** Aim of the task **
Write the records below out in full, character for character, with no pictures.

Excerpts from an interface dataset
┌────────

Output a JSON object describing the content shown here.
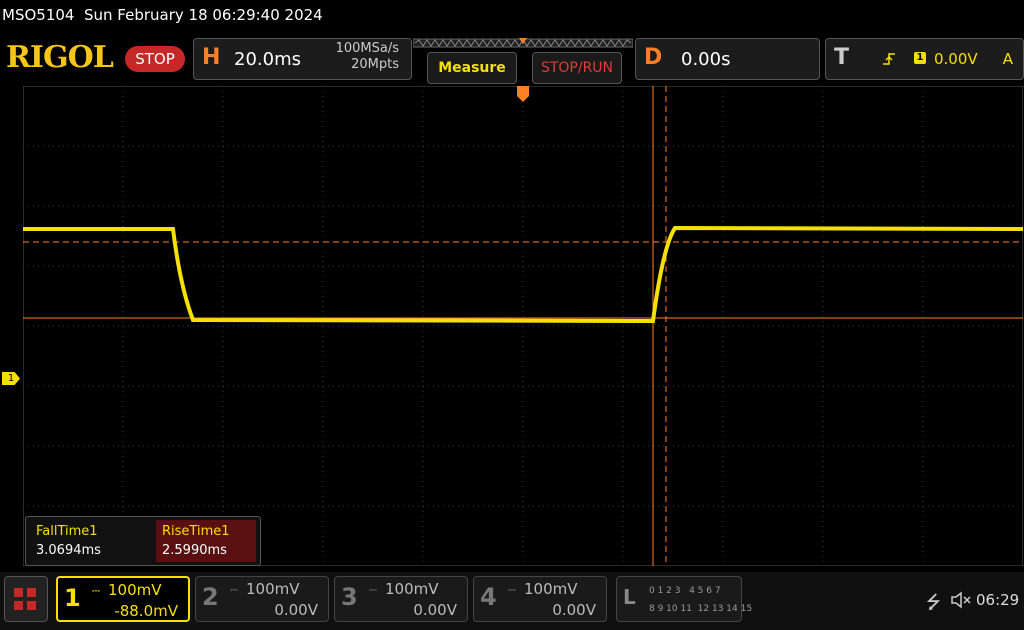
{
  "header": {
    "model": "MSO5104",
    "datetime": "Sun February 18 06:29:40 2024",
    "brand": "RIGOL",
    "run_state": "STOP"
  },
  "horizontal": {
    "letter": "H",
    "timebase": "20.0ms",
    "sample_rate": "100MSa/s",
    "memory_depth": "20Mpts"
  },
  "buttons": {
    "measure": "Measure",
    "stop_run": "STOP/RUN"
  },
  "delay": {
    "letter": "D",
    "value": "0.00s"
  },
  "trigger": {
    "letter": "T",
    "source": "1",
    "level": "0.00V",
    "mode": "A",
    "edge_icon": "rising-edge-icon"
  },
  "markers": {
    "ch1": "1"
  },
  "measurements": {
    "fall_label": "FallTime1",
    "fall_value": "3.0694ms",
    "rise_label": "RiseTime1",
    "rise_value": "2.5990ms"
  },
  "channels": [
    {
      "num": "1",
      "scale": "100mV",
      "offset": "-88.0mV",
      "active": true
    },
    {
      "num": "2",
      "scale": "100mV",
      "offset": "0.00V",
      "active": false
    },
    {
      "num": "3",
      "scale": "100mV",
      "offset": "0.00V",
      "active": false
    },
    {
      "num": "4",
      "scale": "100mV",
      "offset": "0.00V",
      "active": false
    }
  ],
  "logic": {
    "letter": "L",
    "row1": "0 1 2 3   4 5 6 7",
    "row2": "8 9 10 11  12 13 14 15"
  },
  "status": {
    "time": "06:29",
    "usb_icon": "usb-icon",
    "speaker_icon": "speaker-muted-icon"
  },
  "colors": {
    "ch1": "#f5e000",
    "accent": "#ff7f27",
    "stop": "#c62828",
    "brand": "#f5c518"
  }
}
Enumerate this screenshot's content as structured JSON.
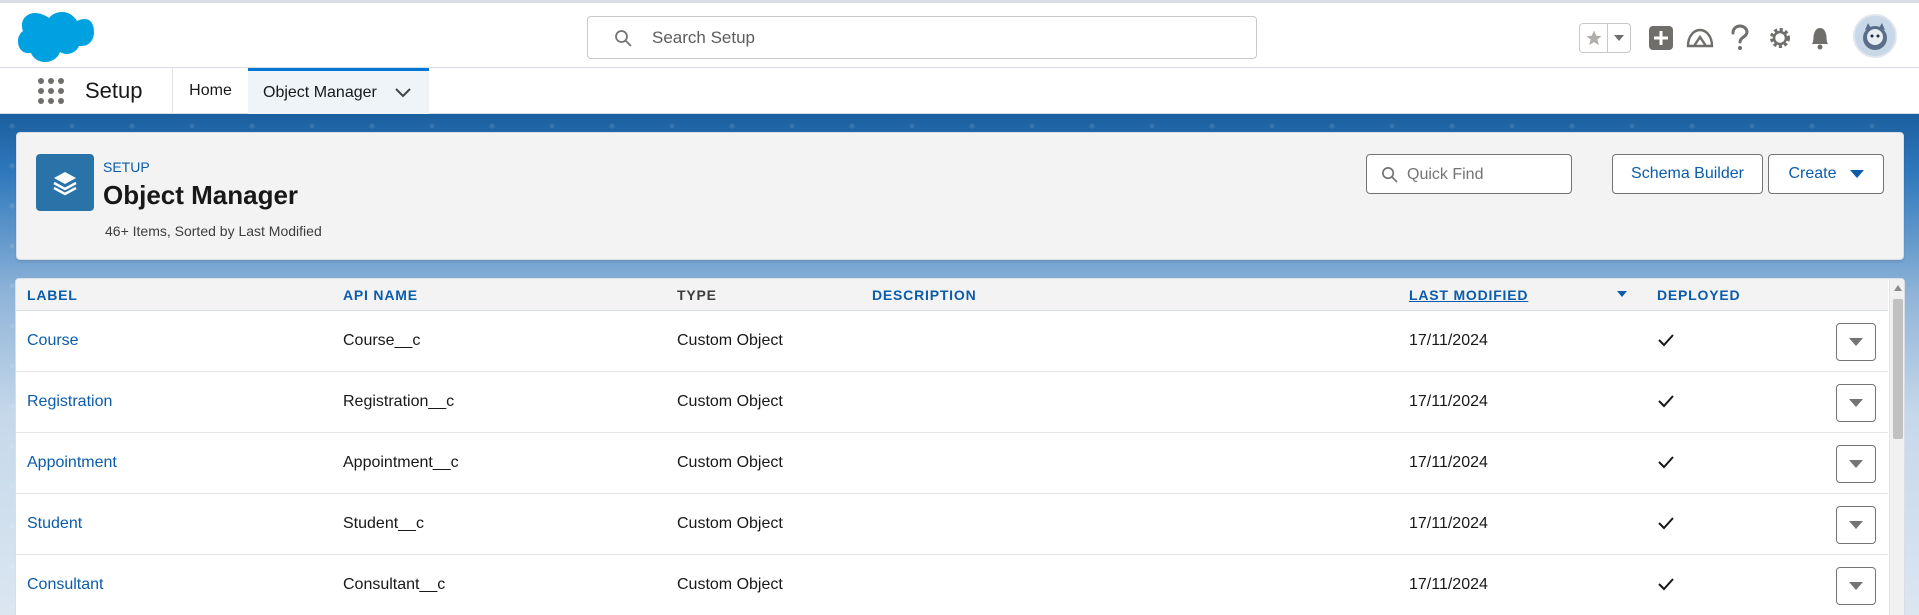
{
  "header": {
    "search_placeholder": "Search Setup",
    "brand_color": "#00a1e0"
  },
  "nav": {
    "app_name": "Setup",
    "tabs": [
      {
        "label": "Home"
      },
      {
        "label": "Object Manager"
      }
    ]
  },
  "page_header": {
    "eyebrow": "SETUP",
    "title": "Object Manager",
    "meta": "46+ Items, Sorted by Last Modified",
    "quick_find_placeholder": "Quick Find",
    "schema_builder_label": "Schema Builder",
    "create_label": "Create"
  },
  "table": {
    "columns": {
      "label": "LABEL",
      "api_name": "API NAME",
      "type": "TYPE",
      "description": "DESCRIPTION",
      "last_modified": "LAST MODIFIED",
      "deployed": "DEPLOYED"
    },
    "rows": [
      {
        "label": "Course",
        "api_name": "Course__c",
        "type": "Custom Object",
        "description": "",
        "last_modified": "17/11/2024",
        "deployed": true
      },
      {
        "label": "Registration",
        "api_name": "Registration__c",
        "type": "Custom Object",
        "description": "",
        "last_modified": "17/11/2024",
        "deployed": true
      },
      {
        "label": "Appointment",
        "api_name": "Appointment__c",
        "type": "Custom Object",
        "description": "",
        "last_modified": "17/11/2024",
        "deployed": true
      },
      {
        "label": "Student",
        "api_name": "Student__c",
        "type": "Custom Object",
        "description": "",
        "last_modified": "17/11/2024",
        "deployed": true
      },
      {
        "label": "Consultant",
        "api_name": "Consultant__c",
        "type": "Custom Object",
        "description": "",
        "last_modified": "17/11/2024",
        "deployed": true
      }
    ]
  }
}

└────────

** Answer to the problem **
Output a JSON object describing the content shown here.
{
  "header": {
    "model": "MSO5104",
    "datetime": "Sun February 18 06:29:40 2024",
    "brand": "RIGOL",
    "run_state": "STOP"
  },
  "horizontal": {
    "letter": "H",
    "timebase": "20.0ms",
    "sample_rate": "100MSa/s",
    "memory_depth": "20Mpts"
  },
  "buttons": {
    "measure": "Measure",
    "stop_run": "STOP/RUN"
  },
  "delay": {
    "letter": "D",
    "value": "0.00s"
  },
  "trigger": {
    "letter": "T",
    "source": "1",
    "level": "0.00V",
    "mode": "A",
    "edge_icon": "rising-edge-icon"
  },
  "markers": {
    "ch1": "1"
  },
  "measurements": {
    "fall_label": "FallTime1",
    "fall_value": "3.0694ms",
    "rise_label": "RiseTime1",
    "rise_value": "2.5990ms"
  },
  "channels": [
    {
      "num": "1",
      "scale": "100mV",
      "offset": "-88.0mV",
      "active": true
    },
    {
      "num": "2",
      "scale": "100mV",
      "offset": "0.00V",
      "active": false
    },
    {
      "num": "3",
      "scale": "100mV",
      "offset": "0.00V",
      "active": false
    },
    {
      "num": "4",
      "scale": "100mV",
      "offset": "0.00V",
      "active": false
    }
  ],
  "logic": {
    "letter": "L",
    "row1": "0 1 2 3   4 5 6 7",
    "row2": "8 9 10 11  12 13 14 15"
  },
  "status": {
    "time": "06:29",
    "usb_icon": "usb-icon",
    "speaker_icon": "speaker-muted-icon"
  },
  "colors": {
    "ch1": "#f5e000",
    "accent": "#ff7f27",
    "stop": "#c62828",
    "brand": "#f5c518"
  }
}
Enumerate this screenshot's content as structured JSON.
{
  "header": {
    "search_placeholder": "Search Setup",
    "brand_color": "#00a1e0"
  },
  "nav": {
    "app_name": "Setup",
    "tabs": [
      {
        "label": "Home"
      },
      {
        "label": "Object Manager"
      }
    ]
  },
  "page_header": {
    "eyebrow": "SETUP",
    "title": "Object Manager",
    "meta": "46+ Items, Sorted by Last Modified",
    "quick_find_placeholder": "Quick Find",
    "schema_builder_label": "Schema Builder",
    "create_label": "Create"
  },
  "table": {
    "columns": {
      "label": "LABEL",
      "api_name": "API NAME",
      "type": "TYPE",
      "description": "DESCRIPTION",
      "last_modified": "LAST MODIFIED",
      "deployed": "DEPLOYED"
    },
    "rows": [
      {
        "label": "Course",
        "api_name": "Course__c",
        "type": "Custom Object",
        "description": "",
        "last_modified": "17/11/2024",
        "deployed": true
      },
      {
        "label": "Registration",
        "api_name": "Registration__c",
        "type": "Custom Object",
        "description": "",
        "last_modified": "17/11/2024",
        "deployed": true
      },
      {
        "label": "Appointment",
        "api_name": "Appointment__c",
        "type": "Custom Object",
        "description": "",
        "last_modified": "17/11/2024",
        "deployed": true
      },
      {
        "label": "Student",
        "api_name": "Student__c",
        "type": "Custom Object",
        "description": "",
        "last_modified": "17/11/2024",
        "deployed": true
      },
      {
        "label": "Consultant",
        "api_name": "Consultant__c",
        "type": "Custom Object",
        "description": "",
        "last_modified": "17/11/2024",
        "deployed": true
      }
    ]
  }
}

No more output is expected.